**Input**
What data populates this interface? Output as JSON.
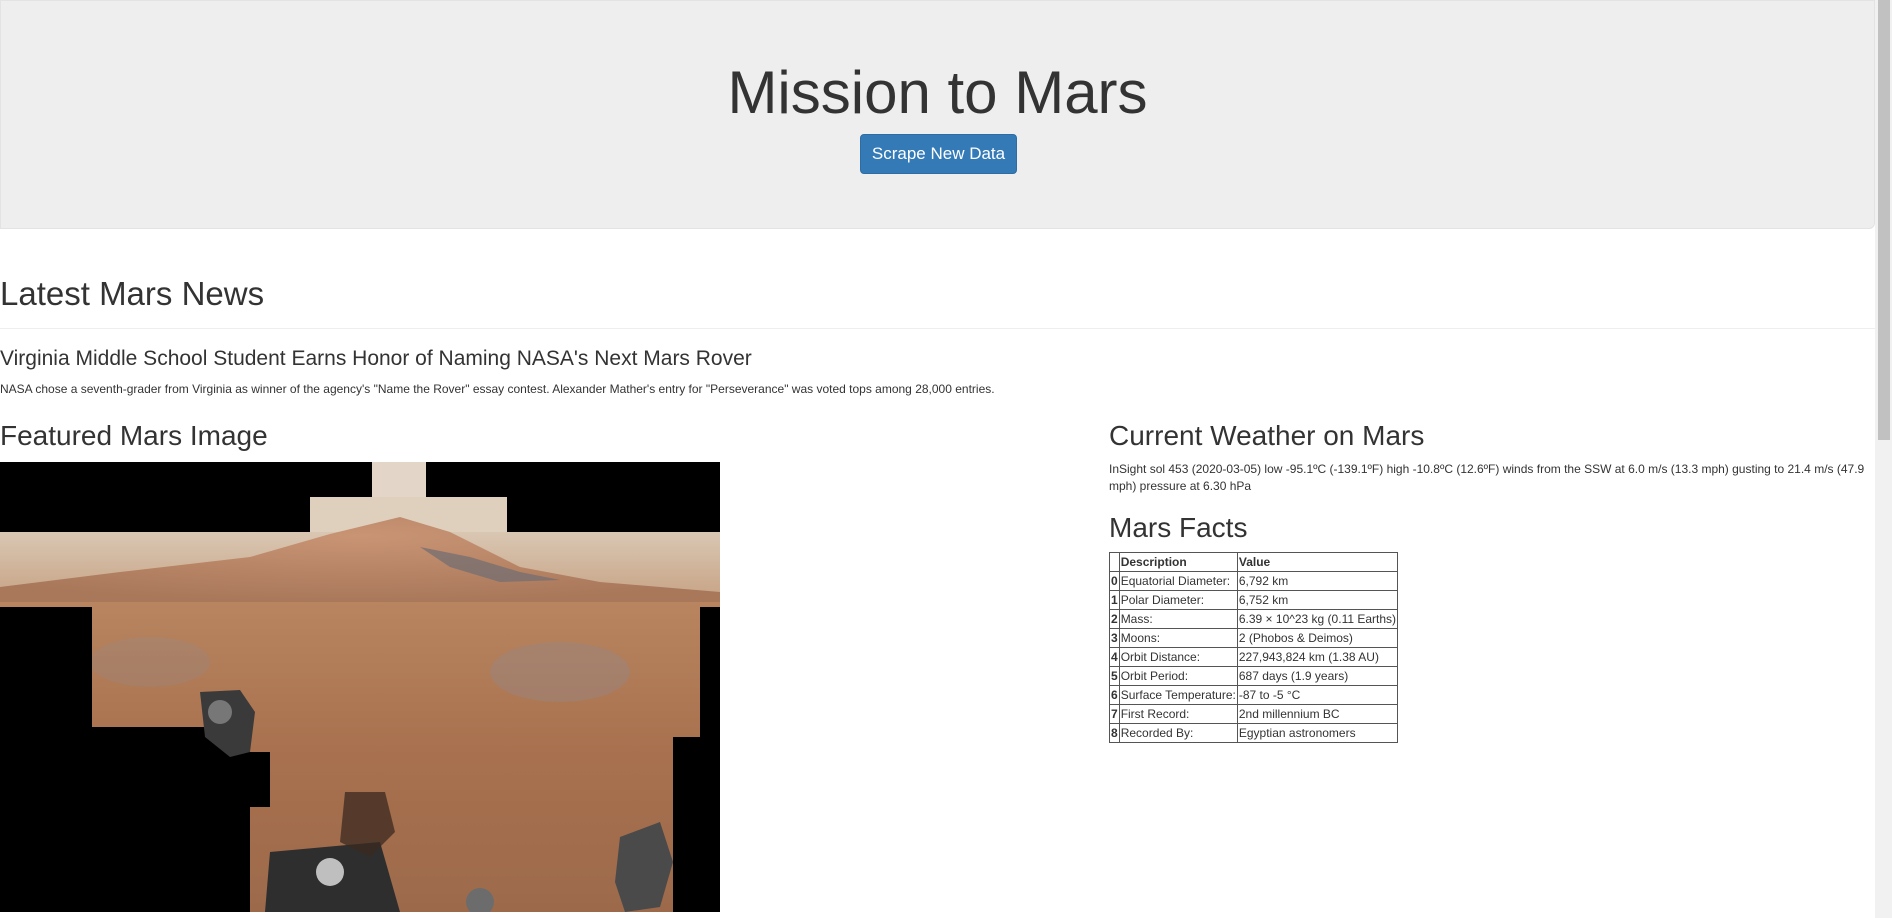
{
  "header": {
    "title": "Mission to Mars",
    "scrape_button": "Scrape New Data"
  },
  "news": {
    "heading": "Latest Mars News",
    "title": "Virginia Middle School Student Earns Honor of Naming NASA's Next Mars Rover",
    "paragraph": "NASA chose a seventh-grader from Virginia as winner of the agency's \"Name the Rover\" essay contest. Alexander Mather's entry for \"Perseverance\" was voted tops among 28,000 entries."
  },
  "featured": {
    "heading": "Featured Mars Image"
  },
  "weather": {
    "heading": "Current Weather on Mars",
    "text": "InSight sol 453 (2020-03-05) low -95.1ºC (-139.1ºF) high -10.8ºC (12.6ºF) winds from the SSW at 6.0 m/s (13.3 mph) gusting to 21.4 m/s (47.9 mph) pressure at 6.30 hPa"
  },
  "facts": {
    "heading": "Mars Facts",
    "columns": [
      "",
      "Description",
      "Value"
    ],
    "rows": [
      [
        "0",
        "Equatorial Diameter:",
        "6,792 km"
      ],
      [
        "1",
        "Polar Diameter:",
        "6,752 km"
      ],
      [
        "2",
        "Mass:",
        "6.39 × 10^23 kg (0.11 Earths)"
      ],
      [
        "3",
        "Moons:",
        "2 (Phobos & Deimos)"
      ],
      [
        "4",
        "Orbit Distance:",
        "227,943,824 km (1.38 AU)"
      ],
      [
        "5",
        "Orbit Period:",
        "687 days (1.9 years)"
      ],
      [
        "6",
        "Surface Temperature:",
        "-87 to -5 °C"
      ],
      [
        "7",
        "First Record:",
        "2nd millennium BC"
      ],
      [
        "8",
        "Recorded By:",
        "Egyptian astronomers"
      ]
    ]
  },
  "colors": {
    "button": "#337ab7",
    "jumbotron": "#eeeeee"
  }
}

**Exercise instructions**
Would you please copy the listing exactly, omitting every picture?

**Written answer**
What data populates this interface? Output as JSON.
{
  "header": {
    "title": "Mission to Mars",
    "scrape_button": "Scrape New Data"
  },
  "news": {
    "heading": "Latest Mars News",
    "title": "Virginia Middle School Student Earns Honor of Naming NASA's Next Mars Rover",
    "paragraph": "NASA chose a seventh-grader from Virginia as winner of the agency's \"Name the Rover\" essay contest. Alexander Mather's entry for \"Perseverance\" was voted tops among 28,000 entries."
  },
  "featured": {
    "heading": "Featured Mars Image"
  },
  "weather": {
    "heading": "Current Weather on Mars",
    "text": "InSight sol 453 (2020-03-05) low -95.1ºC (-139.1ºF) high -10.8ºC (12.6ºF) winds from the SSW at 6.0 m/s (13.3 mph) gusting to 21.4 m/s (47.9 mph) pressure at 6.30 hPa"
  },
  "facts": {
    "heading": "Mars Facts",
    "columns": [
      "",
      "Description",
      "Value"
    ],
    "rows": [
      [
        "0",
        "Equatorial Diameter:",
        "6,792 km"
      ],
      [
        "1",
        "Polar Diameter:",
        "6,752 km"
      ],
      [
        "2",
        "Mass:",
        "6.39 × 10^23 kg (0.11 Earths)"
      ],
      [
        "3",
        "Moons:",
        "2 (Phobos & Deimos)"
      ],
      [
        "4",
        "Orbit Distance:",
        "227,943,824 km (1.38 AU)"
      ],
      [
        "5",
        "Orbit Period:",
        "687 days (1.9 years)"
      ],
      [
        "6",
        "Surface Temperature:",
        "-87 to -5 °C"
      ],
      [
        "7",
        "First Record:",
        "2nd millennium BC"
      ],
      [
        "8",
        "Recorded By:",
        "Egyptian astronomers"
      ]
    ]
  },
  "colors": {
    "button": "#337ab7",
    "jumbotron": "#eeeeee"
  }
}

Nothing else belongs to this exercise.